Over the warm, green meadows, there echoes a wail of woe
Through the breeze that stirs their clusters, and their bitter-scented breath
Comes to me ever ladened with a memory of death.


Fresh flowers were heaped in vase and urn on the festive board one day,
When some honored guests were bidden, when our home was bright and gay;
Roses and lilies marked the path of the golden summer hours.
Mother, why did you chance to call for those fatal elder-flowers?


"Bring me a cluster of elder;" it was spoken, and he was gone,
My fair young brother, gallant and gay, riding over the lawn,
Wearing the glory of youth and strength,--a panoply of light;
But, lo! by his side a phantom rode, in armor as black as night.


The mother's love, that down his path like a guardian angel flew,
Might cope in vain with that dark form, hid where the elder-blossoms grew.
A smothered cry from the meadow rose, with grief and horror rife,
That tore away youth's mask of bliss from the morn of my boyhood's life.


I can hear the shriek of anguish yet, that fiercely rent apart
The strength of my mother's love, and left a scar upon her heart,
Like the voice of the lightning when it rends some fair young forest oak,
And leaves a blighted branch to mark the fall of its deadly stroke.


The clusters were plucked--the horse had plunged, and laid his rider low
'Mid the elder-blooms, and warm young blood was flecking their scented snow.
The light had gone out of his beaming eye, and out of that sunny noon,
And this is why a wail comes up from the elder-flowers in June.


For when that beautiful summer day ran out its golden sands
He was still and white as the fatal flowers that laid in his folded hands.
I had never looked on death until that picture smote my brain,
And ever to me the elder-flower must wear a crimson stain.

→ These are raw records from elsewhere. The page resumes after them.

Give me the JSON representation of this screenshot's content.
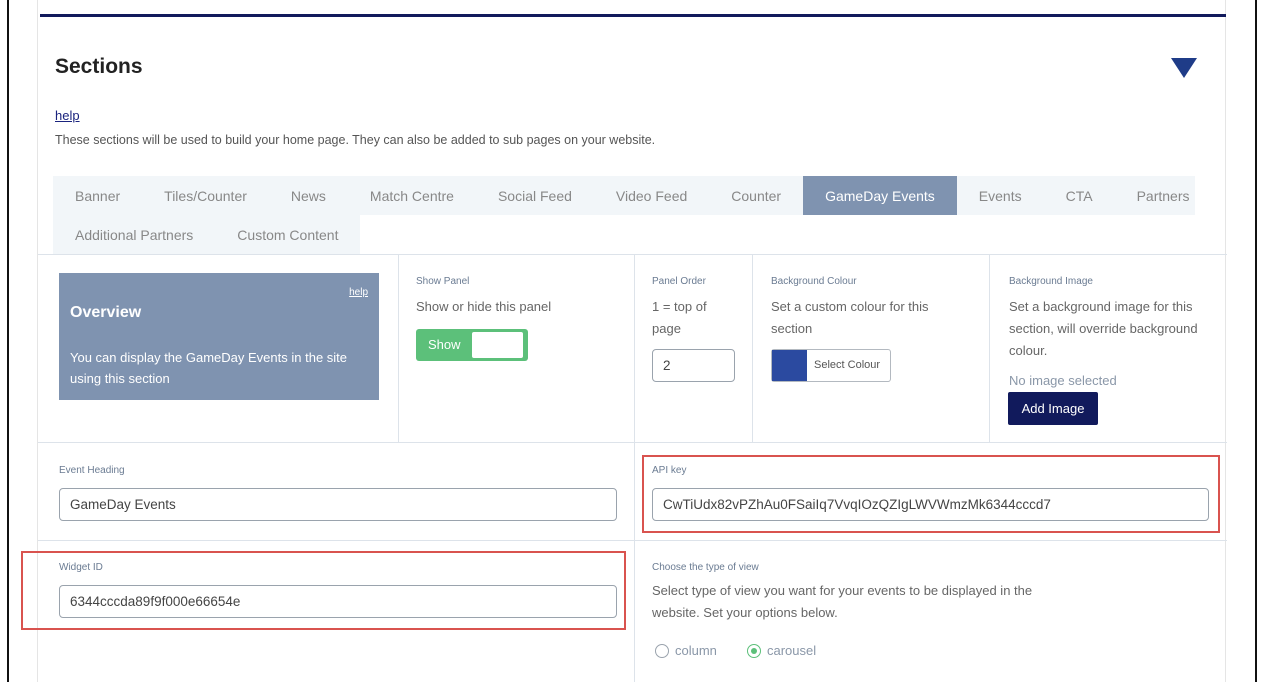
{
  "section": {
    "title": "Sections",
    "help_link": "help",
    "description": "These sections will be used to build your home page. They can also be added to sub pages on your website."
  },
  "tabs": {
    "row1": [
      "Banner",
      "Tiles/Counter",
      "News",
      "Match Centre",
      "Social Feed",
      "Video Feed",
      "Counter",
      "GameDay Events",
      "Events",
      "CTA",
      "Partners"
    ],
    "row2": [
      "Additional Partners",
      "Custom Content"
    ],
    "active": "GameDay Events"
  },
  "overview": {
    "help": "help",
    "title": "Overview",
    "text": "You can display the GameDay Events in the site using this section"
  },
  "show_panel": {
    "label": "Show Panel",
    "description": "Show or hide this panel",
    "toggle_label": "Show",
    "state": "on"
  },
  "panel_order": {
    "label": "Panel Order",
    "description": "1 = top of page",
    "value": "2"
  },
  "background_colour": {
    "label": "Background Colour",
    "description": "Set a custom colour for this section",
    "button": "Select Colour",
    "swatch_color": "#2b4aa0"
  },
  "background_image": {
    "label": "Background Image",
    "description": "Set a background image for this section, will override background colour.",
    "status": "No image selected",
    "button": "Add Image"
  },
  "event_heading": {
    "label": "Event Heading",
    "value": "GameDay Events"
  },
  "api_key": {
    "label": "API key",
    "value": "CwTiUdx82vPZhAu0FSaiIq7VvqIOzQZIgLWVWmzMk6344cccd7"
  },
  "widget_id": {
    "label": "Widget ID",
    "value": "6344cccda89f9f000e66654e"
  },
  "view_type": {
    "label": "Choose the type of view",
    "description": "Select type of view you want for your events to be displayed in the website. Set your options below.",
    "options": [
      "column",
      "carousel"
    ],
    "selected": "carousel"
  },
  "colors": {
    "accent_navy": "#111a5c",
    "tab_active": "#7f93b0",
    "toggle_green": "#5cc07a",
    "highlight_red": "#d9534f"
  }
}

And this is why, when their scented flakes through warm green meadows blow,
An echo of anguish drifts to me from out the "long ago."
And this is why the crimson blot that fell on that joyous noon
Still taints the breath and stains the white of the elder-flowers in June.